Exactly reproduce the lines beginning with the line that includes "Transcribe this image's" and ending with the last line of the data.

── Given information ──

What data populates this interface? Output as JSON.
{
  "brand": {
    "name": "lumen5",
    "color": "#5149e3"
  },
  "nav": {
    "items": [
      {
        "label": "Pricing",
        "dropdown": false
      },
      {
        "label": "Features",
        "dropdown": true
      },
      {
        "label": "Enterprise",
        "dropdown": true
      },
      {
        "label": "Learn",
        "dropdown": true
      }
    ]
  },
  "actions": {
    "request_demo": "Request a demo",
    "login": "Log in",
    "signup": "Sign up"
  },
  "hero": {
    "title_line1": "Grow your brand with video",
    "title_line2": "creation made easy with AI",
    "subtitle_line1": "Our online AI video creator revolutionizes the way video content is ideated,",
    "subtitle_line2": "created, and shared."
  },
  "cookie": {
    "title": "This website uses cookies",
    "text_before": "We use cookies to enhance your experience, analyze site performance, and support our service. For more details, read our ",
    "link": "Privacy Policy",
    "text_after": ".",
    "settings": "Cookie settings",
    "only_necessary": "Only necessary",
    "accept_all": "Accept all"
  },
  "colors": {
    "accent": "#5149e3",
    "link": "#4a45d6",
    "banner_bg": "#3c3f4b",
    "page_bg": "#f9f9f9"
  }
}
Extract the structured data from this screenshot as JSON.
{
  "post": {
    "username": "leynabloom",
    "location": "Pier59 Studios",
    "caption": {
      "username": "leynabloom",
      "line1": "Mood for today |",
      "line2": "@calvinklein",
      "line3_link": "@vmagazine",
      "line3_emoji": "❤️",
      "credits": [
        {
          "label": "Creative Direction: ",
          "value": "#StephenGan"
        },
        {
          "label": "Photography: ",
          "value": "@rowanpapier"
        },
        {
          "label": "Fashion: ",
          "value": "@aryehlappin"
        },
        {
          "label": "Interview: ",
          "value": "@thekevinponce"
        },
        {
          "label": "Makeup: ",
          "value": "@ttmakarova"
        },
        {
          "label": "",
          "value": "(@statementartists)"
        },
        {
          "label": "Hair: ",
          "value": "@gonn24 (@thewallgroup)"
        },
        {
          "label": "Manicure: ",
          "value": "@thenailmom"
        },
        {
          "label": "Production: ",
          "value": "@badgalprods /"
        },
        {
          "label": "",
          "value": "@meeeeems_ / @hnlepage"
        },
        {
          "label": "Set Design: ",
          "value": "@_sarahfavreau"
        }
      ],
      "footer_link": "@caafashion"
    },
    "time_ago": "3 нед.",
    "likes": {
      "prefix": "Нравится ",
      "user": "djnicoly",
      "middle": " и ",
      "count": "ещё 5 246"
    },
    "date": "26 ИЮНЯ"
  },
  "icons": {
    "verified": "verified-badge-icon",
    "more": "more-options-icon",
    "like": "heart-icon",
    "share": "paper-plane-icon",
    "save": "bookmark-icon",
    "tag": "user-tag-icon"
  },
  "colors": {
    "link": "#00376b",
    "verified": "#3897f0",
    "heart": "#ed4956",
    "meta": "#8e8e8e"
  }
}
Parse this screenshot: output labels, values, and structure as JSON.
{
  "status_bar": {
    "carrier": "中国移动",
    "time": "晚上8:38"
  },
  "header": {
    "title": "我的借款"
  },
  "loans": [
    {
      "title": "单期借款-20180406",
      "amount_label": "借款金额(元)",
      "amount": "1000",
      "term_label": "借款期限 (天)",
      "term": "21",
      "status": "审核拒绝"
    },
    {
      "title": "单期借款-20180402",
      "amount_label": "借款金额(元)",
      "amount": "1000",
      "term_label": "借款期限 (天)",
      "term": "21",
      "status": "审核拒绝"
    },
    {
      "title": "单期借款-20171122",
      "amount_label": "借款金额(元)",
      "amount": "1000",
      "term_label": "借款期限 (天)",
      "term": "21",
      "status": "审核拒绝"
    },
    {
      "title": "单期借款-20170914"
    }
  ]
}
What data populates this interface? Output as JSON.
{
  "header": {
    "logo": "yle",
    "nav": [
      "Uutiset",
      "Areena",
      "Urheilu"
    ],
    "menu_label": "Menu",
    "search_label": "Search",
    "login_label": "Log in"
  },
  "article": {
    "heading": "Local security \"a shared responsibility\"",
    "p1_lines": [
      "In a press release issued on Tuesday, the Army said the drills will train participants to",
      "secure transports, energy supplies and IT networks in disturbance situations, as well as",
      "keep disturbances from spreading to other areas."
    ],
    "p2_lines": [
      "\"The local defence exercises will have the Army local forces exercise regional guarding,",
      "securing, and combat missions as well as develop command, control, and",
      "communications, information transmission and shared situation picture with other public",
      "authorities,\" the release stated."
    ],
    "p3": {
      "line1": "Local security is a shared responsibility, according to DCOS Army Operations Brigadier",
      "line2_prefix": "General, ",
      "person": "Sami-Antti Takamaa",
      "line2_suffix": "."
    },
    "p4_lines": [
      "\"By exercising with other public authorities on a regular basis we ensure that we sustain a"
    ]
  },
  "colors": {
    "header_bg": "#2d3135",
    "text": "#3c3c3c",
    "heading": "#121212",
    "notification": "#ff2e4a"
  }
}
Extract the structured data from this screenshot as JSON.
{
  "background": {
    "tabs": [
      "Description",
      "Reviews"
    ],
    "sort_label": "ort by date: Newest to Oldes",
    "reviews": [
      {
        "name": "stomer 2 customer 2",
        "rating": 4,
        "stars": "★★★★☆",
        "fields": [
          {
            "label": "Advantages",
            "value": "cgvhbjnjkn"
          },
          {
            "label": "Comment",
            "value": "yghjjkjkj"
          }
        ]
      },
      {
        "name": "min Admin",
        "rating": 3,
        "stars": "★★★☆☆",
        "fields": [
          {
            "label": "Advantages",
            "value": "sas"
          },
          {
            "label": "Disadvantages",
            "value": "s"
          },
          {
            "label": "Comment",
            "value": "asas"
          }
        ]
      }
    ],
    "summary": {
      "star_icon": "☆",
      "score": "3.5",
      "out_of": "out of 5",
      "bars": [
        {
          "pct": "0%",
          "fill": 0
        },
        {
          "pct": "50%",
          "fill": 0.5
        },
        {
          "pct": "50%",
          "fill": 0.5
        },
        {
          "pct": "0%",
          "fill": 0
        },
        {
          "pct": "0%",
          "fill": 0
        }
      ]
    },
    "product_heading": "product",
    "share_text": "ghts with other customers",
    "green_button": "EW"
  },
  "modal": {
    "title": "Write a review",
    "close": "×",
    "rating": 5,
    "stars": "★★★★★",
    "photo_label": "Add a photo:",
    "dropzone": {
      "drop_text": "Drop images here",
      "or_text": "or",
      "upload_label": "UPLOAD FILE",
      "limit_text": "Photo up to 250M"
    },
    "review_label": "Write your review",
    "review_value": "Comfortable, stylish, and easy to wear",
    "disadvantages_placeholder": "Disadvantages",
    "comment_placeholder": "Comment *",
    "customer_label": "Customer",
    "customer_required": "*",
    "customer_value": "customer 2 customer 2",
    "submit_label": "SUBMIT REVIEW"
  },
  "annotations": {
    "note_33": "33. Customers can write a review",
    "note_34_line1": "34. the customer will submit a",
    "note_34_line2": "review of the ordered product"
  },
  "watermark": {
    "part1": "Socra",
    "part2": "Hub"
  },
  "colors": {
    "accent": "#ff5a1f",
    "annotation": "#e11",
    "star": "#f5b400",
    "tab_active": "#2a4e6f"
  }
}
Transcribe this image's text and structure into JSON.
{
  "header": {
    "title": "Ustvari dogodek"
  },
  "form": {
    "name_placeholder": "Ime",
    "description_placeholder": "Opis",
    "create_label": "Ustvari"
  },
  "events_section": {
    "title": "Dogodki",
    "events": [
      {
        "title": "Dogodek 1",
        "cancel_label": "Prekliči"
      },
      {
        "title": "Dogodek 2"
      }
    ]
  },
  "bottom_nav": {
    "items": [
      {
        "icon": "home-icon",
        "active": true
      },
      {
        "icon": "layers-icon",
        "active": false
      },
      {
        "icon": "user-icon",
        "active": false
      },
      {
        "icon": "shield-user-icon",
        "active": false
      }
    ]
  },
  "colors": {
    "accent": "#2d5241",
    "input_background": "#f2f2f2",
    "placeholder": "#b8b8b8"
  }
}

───

# Response to the task:
Transcribe this image's text and structure into JSON.
{
  "header": {
    "title": "Ustvari dogodek"
  },
  "form": {
    "name_placeholder": "Ime",
    "description_placeholder": "Opis",
    "create_label": "Ustvari"
  },
  "events_section": {
    "title": "Dogodki",
    "events": [
      {
        "title": "Dogodek 1",
        "cancel_label": "Prekliči"
      },
      {
        "title": "Dogodek 2"
      }
    ]
  },
  "bottom_nav": {
    "items": [
      {
        "icon": "home-icon",
        "active": true
      },
      {
        "icon": "layers-icon",
        "active": false
      },
      {
        "icon": "user-icon",
        "active": false
      },
      {
        "icon": "shield-user-icon",
        "active": false
      }
    ]
  },
  "colors": {
    "accent": "#2d5241",
    "input_background": "#f2f2f2",
    "placeholder": "#b8b8b8"
  }
}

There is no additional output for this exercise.